** Opening MATERIAL SUPPLIED block **

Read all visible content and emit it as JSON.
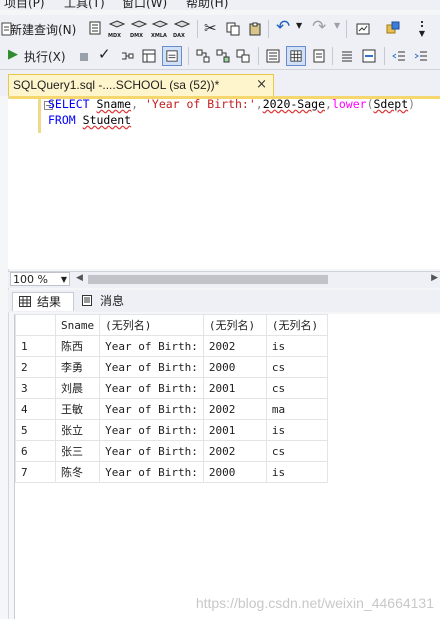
{
  "menu": {
    "project": "项目(P)",
    "tools": "工具(T)",
    "window": "窗口(W)",
    "help": "帮助(H)"
  },
  "toolbar": {
    "new_query": "新建查询(N)",
    "execute": "执行(X)",
    "mdx": "MDX",
    "dmx": "DMX",
    "xmla": "XMLA",
    "dax": "DAX"
  },
  "editor_tab": {
    "title": "SQLQuery1.sql -....SCHOOL (sa (52))*",
    "close": "×"
  },
  "code": {
    "line1": {
      "kw_select": "SELECT",
      "col1": "Sname",
      "str": "'Year of Birth:'",
      "expr": "2020-Sage",
      "fn": "lower",
      "arg": "Sdept"
    },
    "line2": {
      "kw_from": "FROM",
      "table": "Student"
    }
  },
  "zoom": "100 %",
  "result_tabs": {
    "results": "结果",
    "messages": "消息"
  },
  "grid": {
    "headers": [
      "Sname",
      "(无列名)",
      "(无列名)",
      "(无列名)"
    ],
    "rows": [
      {
        "n": "1",
        "c": [
          "陈西",
          "Year of Birth:",
          "2002",
          "is"
        ]
      },
      {
        "n": "2",
        "c": [
          "李勇",
          "Year of Birth:",
          "2000",
          "cs"
        ]
      },
      {
        "n": "3",
        "c": [
          "刘晨",
          "Year of Birth:",
          "2001",
          "cs"
        ]
      },
      {
        "n": "4",
        "c": [
          "王敏",
          "Year of Birth:",
          "2002",
          "ma"
        ]
      },
      {
        "n": "5",
        "c": [
          "张立",
          "Year of Birth:",
          "2001",
          "is"
        ]
      },
      {
        "n": "6",
        "c": [
          "张三",
          "Year of Birth:",
          "2002",
          "cs"
        ]
      },
      {
        "n": "7",
        "c": [
          "陈冬",
          "Year of Birth:",
          "2000",
          "is"
        ]
      }
    ]
  },
  "watermark": "https://blog.csdn.net/weixin_44664131"
}
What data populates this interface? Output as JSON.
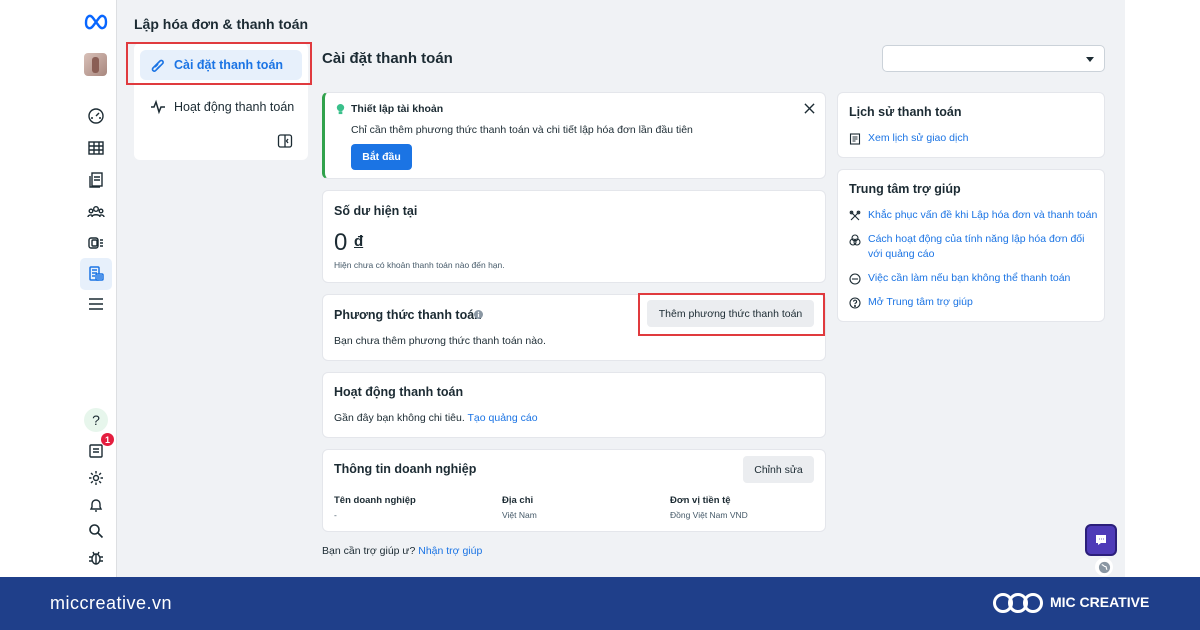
{
  "app": {
    "page_heading": "Lập hóa đơn & thanh toán"
  },
  "subnav": {
    "items": [
      {
        "label": "Cài đặt thanh toán",
        "active": true
      },
      {
        "label": "Hoạt động thanh toán",
        "active": false
      }
    ]
  },
  "main": {
    "title": "Cài đặt thanh toán",
    "dropdown_value": ""
  },
  "setup": {
    "title": "Thiết lập tài khoản",
    "description": "Chỉ cần thêm phương thức thanh toán và chi tiết lập hóa đơn lần đầu tiên",
    "button": "Bắt đầu"
  },
  "balance": {
    "title": "Số dư hiện tại",
    "amount": "0",
    "currency_symbol": "đ",
    "note": "Hiện chưa có khoản thanh toán nào đến hạn."
  },
  "payment_method": {
    "title": "Phương thức thanh toán",
    "add_button": "Thêm phương thức thanh toán",
    "empty_text": "Bạn chưa thêm phương thức thanh toán nào."
  },
  "activity": {
    "title": "Hoạt động thanh toán",
    "text": "Gần đây bạn không chi tiêu.",
    "link": "Tạo quảng cáo"
  },
  "business": {
    "title": "Thông tin doanh nghiệp",
    "edit_button": "Chỉnh sửa",
    "columns": [
      {
        "label": "Tên doanh nghiệp",
        "value": "-"
      },
      {
        "label": "Địa chỉ",
        "value": "Việt Nam"
      },
      {
        "label": "Đơn vị tiền tệ",
        "value": "Đồng Việt Nam VND"
      }
    ]
  },
  "footer_help": {
    "text": "Bạn cần trợ giúp ư?",
    "link": "Nhận trợ giúp"
  },
  "history": {
    "title": "Lịch sử thanh toán",
    "link": "Xem lịch sử giao dịch"
  },
  "help_center": {
    "title": "Trung tâm trợ giúp",
    "links": [
      {
        "label": "Khắc phục vấn đề khi Lập hóa đơn và thanh toán",
        "icon": "tools-icon"
      },
      {
        "label": "Cách hoạt động của tính năng lập hóa đơn đối với quảng cáo",
        "icon": "circles-icon"
      },
      {
        "label": "Việc cần làm nếu bạn không thể thanh toán",
        "icon": "minus-circle-icon"
      },
      {
        "label": "Mở Trung tâm trợ giúp",
        "icon": "question-circle-icon"
      }
    ]
  },
  "rail": {
    "notification_count": "1"
  },
  "banner": {
    "site": "miccreative.vn",
    "brand": "MIC CREATIVE"
  },
  "colors": {
    "accent": "#1b74e4",
    "highlight_box": "#e03a3e",
    "banner": "#1f3f8a",
    "setup_border": "#31a24c"
  }
}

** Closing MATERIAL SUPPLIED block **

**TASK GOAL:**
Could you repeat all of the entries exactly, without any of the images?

**REPLY TO THE EXERCISE:**
Read all visible content and emit it as JSON.
{
  "menu": {
    "project": "项目(P)",
    "tools": "工具(T)",
    "window": "窗口(W)",
    "help": "帮助(H)"
  },
  "toolbar": {
    "new_query": "新建查询(N)",
    "execute": "执行(X)",
    "mdx": "MDX",
    "dmx": "DMX",
    "xmla": "XMLA",
    "dax": "DAX"
  },
  "editor_tab": {
    "title": "SQLQuery1.sql -....SCHOOL (sa (52))*",
    "close": "×"
  },
  "code": {
    "line1": {
      "kw_select": "SELECT",
      "col1": "Sname",
      "str": "'Year of Birth:'",
      "expr": "2020-Sage",
      "fn": "lower",
      "arg": "Sdept"
    },
    "line2": {
      "kw_from": "FROM",
      "table": "Student"
    }
  },
  "zoom": "100 %",
  "result_tabs": {
    "results": "结果",
    "messages": "消息"
  },
  "grid": {
    "headers": [
      "Sname",
      "(无列名)",
      "(无列名)",
      "(无列名)"
    ],
    "rows": [
      {
        "n": "1",
        "c": [
          "陈西",
          "Year of Birth:",
          "2002",
          "is"
        ]
      },
      {
        "n": "2",
        "c": [
          "李勇",
          "Year of Birth:",
          "2000",
          "cs"
        ]
      },
      {
        "n": "3",
        "c": [
          "刘晨",
          "Year of Birth:",
          "2001",
          "cs"
        ]
      },
      {
        "n": "4",
        "c": [
          "王敏",
          "Year of Birth:",
          "2002",
          "ma"
        ]
      },
      {
        "n": "5",
        "c": [
          "张立",
          "Year of Birth:",
          "2001",
          "is"
        ]
      },
      {
        "n": "6",
        "c": [
          "张三",
          "Year of Birth:",
          "2002",
          "cs"
        ]
      },
      {
        "n": "7",
        "c": [
          "陈冬",
          "Year of Birth:",
          "2000",
          "is"
        ]
      }
    ]
  },
  "watermark": "https://blog.csdn.net/weixin_44664131"
}
What data populates this interface? Output as JSON.
{
  "app": {
    "page_heading": "Lập hóa đơn & thanh toán"
  },
  "subnav": {
    "items": [
      {
        "label": "Cài đặt thanh toán",
        "active": true
      },
      {
        "label": "Hoạt động thanh toán",
        "active": false
      }
    ]
  },
  "main": {
    "title": "Cài đặt thanh toán",
    "dropdown_value": ""
  },
  "setup": {
    "title": "Thiết lập tài khoản",
    "description": "Chỉ cần thêm phương thức thanh toán và chi tiết lập hóa đơn lần đầu tiên",
    "button": "Bắt đầu"
  },
  "balance": {
    "title": "Số dư hiện tại",
    "amount": "0",
    "currency_symbol": "đ",
    "note": "Hiện chưa có khoản thanh toán nào đến hạn."
  },
  "payment_method": {
    "title": "Phương thức thanh toán",
    "add_button": "Thêm phương thức thanh toán",
    "empty_text": "Bạn chưa thêm phương thức thanh toán nào."
  },
  "activity": {
    "title": "Hoạt động thanh toán",
    "text": "Gần đây bạn không chi tiêu.",
    "link": "Tạo quảng cáo"
  },
  "business": {
    "title": "Thông tin doanh nghiệp",
    "edit_button": "Chỉnh sửa",
    "columns": [
      {
        "label": "Tên doanh nghiệp",
        "value": "-"
      },
      {
        "label": "Địa chỉ",
        "value": "Việt Nam"
      },
      {
        "label": "Đơn vị tiền tệ",
        "value": "Đồng Việt Nam VND"
      }
    ]
  },
  "footer_help": {
    "text": "Bạn cần trợ giúp ư?",
    "link": "Nhận trợ giúp"
  },
  "history": {
    "title": "Lịch sử thanh toán",
    "link": "Xem lịch sử giao dịch"
  },
  "help_center": {
    "title": "Trung tâm trợ giúp",
    "links": [
      {
        "label": "Khắc phục vấn đề khi Lập hóa đơn và thanh toán",
        "icon": "tools-icon"
      },
      {
        "label": "Cách hoạt động của tính năng lập hóa đơn đối với quảng cáo",
        "icon": "circles-icon"
      },
      {
        "label": "Việc cần làm nếu bạn không thể thanh toán",
        "icon": "minus-circle-icon"
      },
      {
        "label": "Mở Trung tâm trợ giúp",
        "icon": "question-circle-icon"
      }
    ]
  },
  "rail": {
    "notification_count": "1"
  },
  "banner": {
    "site": "miccreative.vn",
    "brand": "MIC CREATIVE"
  },
  "colors": {
    "accent": "#1b74e4",
    "highlight_box": "#e03a3e",
    "banner": "#1f3f8a",
    "setup_border": "#31a24c"
  }
}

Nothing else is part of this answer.